◆ WHAT YOU ARE ASKED TO DO ◆
Repeat all the lines below exactly, but omit the pictures.

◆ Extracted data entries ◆

-- Opening Marker --

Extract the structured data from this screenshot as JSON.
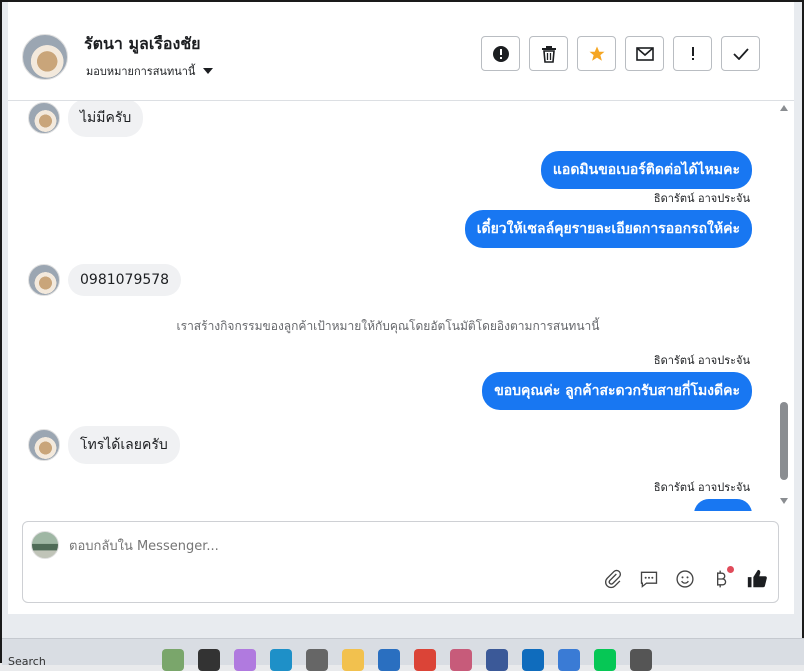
{
  "header": {
    "contact_name": "รัตนา มูลเรืองชัย",
    "assign_label": "มอบหมายการสนทนานี้",
    "actions": [
      {
        "name": "spam",
        "icon": "alert-circle-icon"
      },
      {
        "name": "delete",
        "icon": "trash-icon"
      },
      {
        "name": "star",
        "icon": "star-icon",
        "color": "#f5a623"
      },
      {
        "name": "mark-unread",
        "icon": "envelope-icon"
      },
      {
        "name": "follow-up",
        "icon": "exclamation-icon"
      },
      {
        "name": "done",
        "icon": "check-icon"
      }
    ]
  },
  "messages": [
    {
      "direction": "in",
      "text": "ไม่มีครับ"
    },
    {
      "direction": "out",
      "text": "แอดมินขอเบอร์ติดต่อได้ไหมคะ"
    },
    {
      "direction": "sender",
      "text": "ธิดารัตน์ อาจประจัน"
    },
    {
      "direction": "out",
      "text": "เดี๋ยวให้เซลล์คุยรายละเอียดการออกรถให้ค่ะ"
    },
    {
      "direction": "in",
      "text": "0981079578"
    },
    {
      "direction": "system",
      "text": "เราสร้างกิจกรรมของลูกค้าเป้าหมายให้กับคุณโดยอัตโนมัติโดยอิงตามการสนทนานี้"
    },
    {
      "direction": "sender",
      "text": "ธิดารัตน์ อาจประจัน"
    },
    {
      "direction": "out",
      "text": "ขอบคุณค่ะ ลูกค้าสะดวกรับสายกี่โมงดีคะ"
    },
    {
      "direction": "in",
      "text": "โทรได้เลยครับ"
    },
    {
      "direction": "sender",
      "text": "ธิดารัตน์ อาจประจัน"
    }
  ],
  "composer": {
    "placeholder": "ตอบกลับใน Messenger...",
    "tools": [
      "attach-icon",
      "saved-replies-icon",
      "emoji-icon",
      "payment-baht-icon",
      "like-icon"
    ],
    "accent": "#1877f2"
  },
  "taskbar": {
    "search_label": "Search"
  }
}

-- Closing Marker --

◆ TASK SOLUTION ◆
Extract the structured data from this screenshot as JSON.
{
  "header": {
    "contact_name": "รัตนา มูลเรืองชัย",
    "assign_label": "มอบหมายการสนทนานี้",
    "actions": [
      {
        "name": "spam",
        "icon": "alert-circle-icon"
      },
      {
        "name": "delete",
        "icon": "trash-icon"
      },
      {
        "name": "star",
        "icon": "star-icon",
        "color": "#f5a623"
      },
      {
        "name": "mark-unread",
        "icon": "envelope-icon"
      },
      {
        "name": "follow-up",
        "icon": "exclamation-icon"
      },
      {
        "name": "done",
        "icon": "check-icon"
      }
    ]
  },
  "messages": [
    {
      "direction": "in",
      "text": "ไม่มีครับ"
    },
    {
      "direction": "out",
      "text": "แอดมินขอเบอร์ติดต่อได้ไหมคะ"
    },
    {
      "direction": "sender",
      "text": "ธิดารัตน์ อาจประจัน"
    },
    {
      "direction": "out",
      "text": "เดี๋ยวให้เซลล์คุยรายละเอียดการออกรถให้ค่ะ"
    },
    {
      "direction": "in",
      "text": "0981079578"
    },
    {
      "direction": "system",
      "text": "เราสร้างกิจกรรมของลูกค้าเป้าหมายให้กับคุณโดยอัตโนมัติโดยอิงตามการสนทนานี้"
    },
    {
      "direction": "sender",
      "text": "ธิดารัตน์ อาจประจัน"
    },
    {
      "direction": "out",
      "text": "ขอบคุณค่ะ ลูกค้าสะดวกรับสายกี่โมงดีคะ"
    },
    {
      "direction": "in",
      "text": "โทรได้เลยครับ"
    },
    {
      "direction": "sender",
      "text": "ธิดารัตน์ อาจประจัน"
    }
  ],
  "composer": {
    "placeholder": "ตอบกลับใน Messenger...",
    "tools": [
      "attach-icon",
      "saved-replies-icon",
      "emoji-icon",
      "payment-baht-icon",
      "like-icon"
    ],
    "accent": "#1877f2"
  },
  "taskbar": {
    "search_label": "Search"
  }
}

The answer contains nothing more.